**What the task asks**
Lines holding the string "header" in the listing below are to be copied.

**Source data**
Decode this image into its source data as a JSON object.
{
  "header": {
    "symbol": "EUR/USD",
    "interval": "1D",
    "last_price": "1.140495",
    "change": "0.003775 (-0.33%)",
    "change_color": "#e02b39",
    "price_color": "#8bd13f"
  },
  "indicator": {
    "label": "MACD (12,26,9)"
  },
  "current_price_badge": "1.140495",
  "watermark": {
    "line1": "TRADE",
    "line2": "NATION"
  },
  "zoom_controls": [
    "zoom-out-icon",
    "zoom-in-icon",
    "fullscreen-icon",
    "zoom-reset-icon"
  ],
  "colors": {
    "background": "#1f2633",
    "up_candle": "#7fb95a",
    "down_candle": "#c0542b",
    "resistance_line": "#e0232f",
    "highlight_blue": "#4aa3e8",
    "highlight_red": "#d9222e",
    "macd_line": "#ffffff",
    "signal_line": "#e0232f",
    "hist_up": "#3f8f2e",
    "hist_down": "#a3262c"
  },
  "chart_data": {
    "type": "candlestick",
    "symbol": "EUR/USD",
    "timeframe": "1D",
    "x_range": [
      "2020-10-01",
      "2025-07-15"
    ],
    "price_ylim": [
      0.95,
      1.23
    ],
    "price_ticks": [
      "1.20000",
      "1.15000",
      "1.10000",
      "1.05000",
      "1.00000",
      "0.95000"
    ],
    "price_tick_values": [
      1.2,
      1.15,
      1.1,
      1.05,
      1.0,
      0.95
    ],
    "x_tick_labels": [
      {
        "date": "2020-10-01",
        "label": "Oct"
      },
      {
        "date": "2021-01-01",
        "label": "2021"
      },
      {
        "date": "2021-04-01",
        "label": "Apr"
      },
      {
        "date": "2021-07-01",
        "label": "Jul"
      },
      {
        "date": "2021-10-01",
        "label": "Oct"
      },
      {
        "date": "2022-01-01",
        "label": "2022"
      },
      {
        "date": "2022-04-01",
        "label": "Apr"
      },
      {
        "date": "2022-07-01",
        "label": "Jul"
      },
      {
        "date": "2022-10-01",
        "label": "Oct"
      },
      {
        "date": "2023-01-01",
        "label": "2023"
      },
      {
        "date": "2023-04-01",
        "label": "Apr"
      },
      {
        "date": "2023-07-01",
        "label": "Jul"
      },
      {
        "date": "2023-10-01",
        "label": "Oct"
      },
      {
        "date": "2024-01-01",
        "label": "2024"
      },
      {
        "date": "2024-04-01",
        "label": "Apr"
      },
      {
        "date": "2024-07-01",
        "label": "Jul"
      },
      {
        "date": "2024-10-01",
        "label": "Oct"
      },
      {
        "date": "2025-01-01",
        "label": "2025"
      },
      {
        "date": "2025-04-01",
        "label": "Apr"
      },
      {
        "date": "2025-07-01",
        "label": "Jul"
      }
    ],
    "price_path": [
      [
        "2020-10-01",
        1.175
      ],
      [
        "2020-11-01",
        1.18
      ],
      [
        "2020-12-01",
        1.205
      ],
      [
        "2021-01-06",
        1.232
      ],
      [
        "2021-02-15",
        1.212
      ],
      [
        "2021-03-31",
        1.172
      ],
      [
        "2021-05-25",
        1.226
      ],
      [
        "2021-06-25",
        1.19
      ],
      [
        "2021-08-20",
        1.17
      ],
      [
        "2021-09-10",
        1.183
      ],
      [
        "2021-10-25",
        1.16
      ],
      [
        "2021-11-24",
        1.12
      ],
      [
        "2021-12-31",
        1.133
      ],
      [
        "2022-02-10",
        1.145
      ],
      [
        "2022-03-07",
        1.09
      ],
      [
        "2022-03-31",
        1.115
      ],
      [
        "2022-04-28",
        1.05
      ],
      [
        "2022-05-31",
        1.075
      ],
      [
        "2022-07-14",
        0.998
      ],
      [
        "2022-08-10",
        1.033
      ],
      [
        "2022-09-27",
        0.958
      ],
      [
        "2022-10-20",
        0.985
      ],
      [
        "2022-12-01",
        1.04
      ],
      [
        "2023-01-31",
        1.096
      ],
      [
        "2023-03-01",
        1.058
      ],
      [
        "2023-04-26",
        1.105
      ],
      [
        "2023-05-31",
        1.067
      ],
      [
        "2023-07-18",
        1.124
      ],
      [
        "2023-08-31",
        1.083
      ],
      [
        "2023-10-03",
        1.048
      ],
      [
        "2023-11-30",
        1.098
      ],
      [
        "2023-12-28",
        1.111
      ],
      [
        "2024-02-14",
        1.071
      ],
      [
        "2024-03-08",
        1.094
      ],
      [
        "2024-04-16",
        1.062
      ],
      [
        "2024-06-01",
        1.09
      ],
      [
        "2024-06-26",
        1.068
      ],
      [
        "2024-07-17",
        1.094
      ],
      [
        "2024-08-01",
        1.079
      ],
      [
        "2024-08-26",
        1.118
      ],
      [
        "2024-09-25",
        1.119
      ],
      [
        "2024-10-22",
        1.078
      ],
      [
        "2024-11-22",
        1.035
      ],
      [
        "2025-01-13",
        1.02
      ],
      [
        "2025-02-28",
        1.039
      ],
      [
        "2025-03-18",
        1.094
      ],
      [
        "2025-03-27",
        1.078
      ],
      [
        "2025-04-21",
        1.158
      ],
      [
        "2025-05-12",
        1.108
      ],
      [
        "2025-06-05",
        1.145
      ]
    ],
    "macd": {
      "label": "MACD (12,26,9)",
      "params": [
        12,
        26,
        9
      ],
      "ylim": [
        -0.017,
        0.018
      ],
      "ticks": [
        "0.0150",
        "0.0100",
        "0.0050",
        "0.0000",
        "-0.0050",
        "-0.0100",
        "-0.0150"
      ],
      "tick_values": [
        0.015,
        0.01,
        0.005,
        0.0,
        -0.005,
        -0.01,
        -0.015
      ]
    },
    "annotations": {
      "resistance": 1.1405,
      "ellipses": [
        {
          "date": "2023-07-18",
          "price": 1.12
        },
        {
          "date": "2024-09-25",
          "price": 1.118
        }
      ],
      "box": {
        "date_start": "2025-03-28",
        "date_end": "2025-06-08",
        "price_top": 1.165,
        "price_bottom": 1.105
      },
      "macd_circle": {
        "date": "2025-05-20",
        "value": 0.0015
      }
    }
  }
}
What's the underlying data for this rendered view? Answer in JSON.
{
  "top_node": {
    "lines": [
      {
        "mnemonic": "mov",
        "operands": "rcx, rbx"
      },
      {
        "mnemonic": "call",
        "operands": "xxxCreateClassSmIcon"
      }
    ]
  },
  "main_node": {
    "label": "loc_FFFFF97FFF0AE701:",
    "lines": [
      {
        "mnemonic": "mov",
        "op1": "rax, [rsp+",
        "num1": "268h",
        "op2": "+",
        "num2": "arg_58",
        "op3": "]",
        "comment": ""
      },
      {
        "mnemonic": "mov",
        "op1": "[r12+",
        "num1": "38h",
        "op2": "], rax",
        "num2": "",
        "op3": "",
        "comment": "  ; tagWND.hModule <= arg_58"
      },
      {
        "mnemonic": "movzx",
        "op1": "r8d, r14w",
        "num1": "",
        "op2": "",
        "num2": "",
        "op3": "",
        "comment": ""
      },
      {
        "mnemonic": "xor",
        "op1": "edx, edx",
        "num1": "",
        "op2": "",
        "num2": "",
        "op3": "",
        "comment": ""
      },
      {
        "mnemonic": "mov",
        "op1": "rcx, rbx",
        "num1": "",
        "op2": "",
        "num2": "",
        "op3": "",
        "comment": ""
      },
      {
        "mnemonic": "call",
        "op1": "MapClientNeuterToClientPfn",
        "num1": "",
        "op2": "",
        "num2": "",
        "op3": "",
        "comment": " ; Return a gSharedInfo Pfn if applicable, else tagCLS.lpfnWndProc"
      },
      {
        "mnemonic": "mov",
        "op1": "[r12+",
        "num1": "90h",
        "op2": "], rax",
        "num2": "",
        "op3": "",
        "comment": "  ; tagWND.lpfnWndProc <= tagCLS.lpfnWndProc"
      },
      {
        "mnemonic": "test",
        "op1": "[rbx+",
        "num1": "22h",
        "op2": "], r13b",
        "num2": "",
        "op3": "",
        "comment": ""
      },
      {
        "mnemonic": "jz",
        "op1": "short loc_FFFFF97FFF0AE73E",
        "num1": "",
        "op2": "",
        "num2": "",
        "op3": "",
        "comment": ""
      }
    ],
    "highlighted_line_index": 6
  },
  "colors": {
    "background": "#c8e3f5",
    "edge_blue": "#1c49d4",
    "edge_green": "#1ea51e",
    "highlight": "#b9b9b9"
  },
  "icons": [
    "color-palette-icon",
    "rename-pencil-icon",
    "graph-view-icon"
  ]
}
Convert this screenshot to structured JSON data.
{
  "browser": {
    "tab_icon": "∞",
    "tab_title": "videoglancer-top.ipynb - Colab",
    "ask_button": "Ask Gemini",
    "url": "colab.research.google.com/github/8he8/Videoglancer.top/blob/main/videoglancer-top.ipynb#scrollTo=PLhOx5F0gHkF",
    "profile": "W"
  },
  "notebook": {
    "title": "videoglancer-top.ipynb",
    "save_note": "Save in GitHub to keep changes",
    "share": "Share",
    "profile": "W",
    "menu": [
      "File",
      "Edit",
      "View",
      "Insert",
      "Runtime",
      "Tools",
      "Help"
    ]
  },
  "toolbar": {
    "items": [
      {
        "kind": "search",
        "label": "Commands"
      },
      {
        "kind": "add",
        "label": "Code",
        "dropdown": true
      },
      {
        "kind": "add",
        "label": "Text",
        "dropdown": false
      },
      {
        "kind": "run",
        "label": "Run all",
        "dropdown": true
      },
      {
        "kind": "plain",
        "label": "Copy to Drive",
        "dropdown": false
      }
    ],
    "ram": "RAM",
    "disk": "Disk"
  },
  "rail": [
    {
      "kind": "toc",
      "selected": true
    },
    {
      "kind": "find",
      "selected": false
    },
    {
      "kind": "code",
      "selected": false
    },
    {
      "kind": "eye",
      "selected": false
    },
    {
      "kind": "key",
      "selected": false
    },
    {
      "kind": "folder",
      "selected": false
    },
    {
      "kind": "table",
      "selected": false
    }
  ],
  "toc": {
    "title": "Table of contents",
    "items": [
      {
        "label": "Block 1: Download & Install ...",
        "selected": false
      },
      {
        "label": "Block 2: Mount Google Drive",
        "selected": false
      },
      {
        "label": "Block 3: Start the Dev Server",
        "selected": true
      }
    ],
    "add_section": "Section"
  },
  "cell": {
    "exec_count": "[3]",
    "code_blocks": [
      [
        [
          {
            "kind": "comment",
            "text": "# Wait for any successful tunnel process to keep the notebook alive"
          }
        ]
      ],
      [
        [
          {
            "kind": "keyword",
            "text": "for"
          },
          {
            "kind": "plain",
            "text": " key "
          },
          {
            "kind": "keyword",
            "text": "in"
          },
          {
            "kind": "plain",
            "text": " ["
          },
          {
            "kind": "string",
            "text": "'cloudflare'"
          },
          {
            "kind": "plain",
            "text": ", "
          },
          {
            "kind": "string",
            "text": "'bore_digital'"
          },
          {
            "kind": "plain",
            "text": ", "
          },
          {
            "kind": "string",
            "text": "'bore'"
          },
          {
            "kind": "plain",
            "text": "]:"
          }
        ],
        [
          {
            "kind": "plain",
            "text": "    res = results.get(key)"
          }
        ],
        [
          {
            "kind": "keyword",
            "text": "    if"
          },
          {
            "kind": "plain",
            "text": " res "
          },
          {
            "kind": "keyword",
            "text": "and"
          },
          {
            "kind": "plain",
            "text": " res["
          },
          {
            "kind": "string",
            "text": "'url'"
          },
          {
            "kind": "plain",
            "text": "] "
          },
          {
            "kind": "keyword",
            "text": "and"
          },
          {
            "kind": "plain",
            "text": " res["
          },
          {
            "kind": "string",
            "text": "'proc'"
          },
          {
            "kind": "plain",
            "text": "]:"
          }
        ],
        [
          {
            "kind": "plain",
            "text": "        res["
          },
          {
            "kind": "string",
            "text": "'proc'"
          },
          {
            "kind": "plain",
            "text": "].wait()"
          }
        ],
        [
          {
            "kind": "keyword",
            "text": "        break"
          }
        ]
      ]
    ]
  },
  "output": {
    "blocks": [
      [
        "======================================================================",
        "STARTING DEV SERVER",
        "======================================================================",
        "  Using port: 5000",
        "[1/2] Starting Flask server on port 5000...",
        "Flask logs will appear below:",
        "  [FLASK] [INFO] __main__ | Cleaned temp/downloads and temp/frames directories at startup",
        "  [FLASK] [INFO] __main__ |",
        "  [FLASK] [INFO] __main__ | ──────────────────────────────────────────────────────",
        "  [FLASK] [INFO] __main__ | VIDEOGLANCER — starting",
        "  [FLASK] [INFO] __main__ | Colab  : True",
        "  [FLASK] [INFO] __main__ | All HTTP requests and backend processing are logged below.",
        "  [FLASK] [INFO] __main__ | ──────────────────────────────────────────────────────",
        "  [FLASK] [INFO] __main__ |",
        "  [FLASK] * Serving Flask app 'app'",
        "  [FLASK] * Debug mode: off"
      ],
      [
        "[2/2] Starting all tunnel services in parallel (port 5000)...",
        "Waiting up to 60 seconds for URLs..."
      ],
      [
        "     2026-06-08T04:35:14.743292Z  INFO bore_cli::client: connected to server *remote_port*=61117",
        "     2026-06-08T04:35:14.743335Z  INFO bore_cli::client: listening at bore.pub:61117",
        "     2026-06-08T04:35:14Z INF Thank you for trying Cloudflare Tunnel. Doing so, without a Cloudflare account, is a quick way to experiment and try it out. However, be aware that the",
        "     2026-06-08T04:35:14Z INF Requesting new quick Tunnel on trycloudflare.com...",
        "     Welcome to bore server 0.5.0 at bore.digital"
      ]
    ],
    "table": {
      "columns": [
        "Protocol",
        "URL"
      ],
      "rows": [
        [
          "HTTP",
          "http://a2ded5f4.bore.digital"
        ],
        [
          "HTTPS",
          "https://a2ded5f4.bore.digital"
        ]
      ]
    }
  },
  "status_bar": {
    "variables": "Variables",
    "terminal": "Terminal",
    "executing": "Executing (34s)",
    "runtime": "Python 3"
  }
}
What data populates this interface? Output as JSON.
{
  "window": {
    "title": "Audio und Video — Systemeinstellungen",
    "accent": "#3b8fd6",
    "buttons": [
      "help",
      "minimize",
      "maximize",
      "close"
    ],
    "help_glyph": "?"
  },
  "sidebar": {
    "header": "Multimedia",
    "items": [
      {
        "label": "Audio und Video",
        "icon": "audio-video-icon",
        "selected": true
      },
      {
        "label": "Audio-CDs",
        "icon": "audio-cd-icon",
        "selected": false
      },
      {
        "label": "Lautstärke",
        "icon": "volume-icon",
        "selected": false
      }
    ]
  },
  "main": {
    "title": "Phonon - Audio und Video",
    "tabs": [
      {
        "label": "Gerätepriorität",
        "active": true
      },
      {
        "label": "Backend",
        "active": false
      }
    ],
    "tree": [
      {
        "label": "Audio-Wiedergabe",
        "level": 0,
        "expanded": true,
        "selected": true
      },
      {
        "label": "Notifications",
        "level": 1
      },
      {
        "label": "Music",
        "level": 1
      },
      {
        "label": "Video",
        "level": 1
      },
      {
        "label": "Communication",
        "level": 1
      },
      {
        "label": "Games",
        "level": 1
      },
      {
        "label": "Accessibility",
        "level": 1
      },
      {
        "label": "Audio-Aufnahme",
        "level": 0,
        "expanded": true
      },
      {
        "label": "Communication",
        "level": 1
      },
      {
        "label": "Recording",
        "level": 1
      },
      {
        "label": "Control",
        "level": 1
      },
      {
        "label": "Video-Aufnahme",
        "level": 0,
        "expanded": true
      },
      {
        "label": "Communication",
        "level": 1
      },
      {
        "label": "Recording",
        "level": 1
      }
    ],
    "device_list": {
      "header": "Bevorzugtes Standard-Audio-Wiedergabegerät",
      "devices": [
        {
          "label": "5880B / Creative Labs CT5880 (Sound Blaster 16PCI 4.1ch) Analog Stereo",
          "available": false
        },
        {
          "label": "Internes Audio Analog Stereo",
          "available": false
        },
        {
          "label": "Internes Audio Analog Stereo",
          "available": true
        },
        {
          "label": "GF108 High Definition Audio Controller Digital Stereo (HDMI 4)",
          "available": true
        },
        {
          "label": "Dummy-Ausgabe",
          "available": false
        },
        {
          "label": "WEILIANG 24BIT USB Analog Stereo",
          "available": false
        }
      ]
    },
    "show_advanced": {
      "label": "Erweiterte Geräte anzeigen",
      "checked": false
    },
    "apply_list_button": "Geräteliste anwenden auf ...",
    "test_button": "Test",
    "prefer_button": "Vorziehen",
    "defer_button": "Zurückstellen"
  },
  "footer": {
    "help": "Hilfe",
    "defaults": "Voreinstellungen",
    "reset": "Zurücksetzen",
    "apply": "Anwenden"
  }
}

**Output for this task**
  "header": {
    "header": "Multimedia",
      "header": "Bevorzugtes Standard-Audio-Wiedergabegerät",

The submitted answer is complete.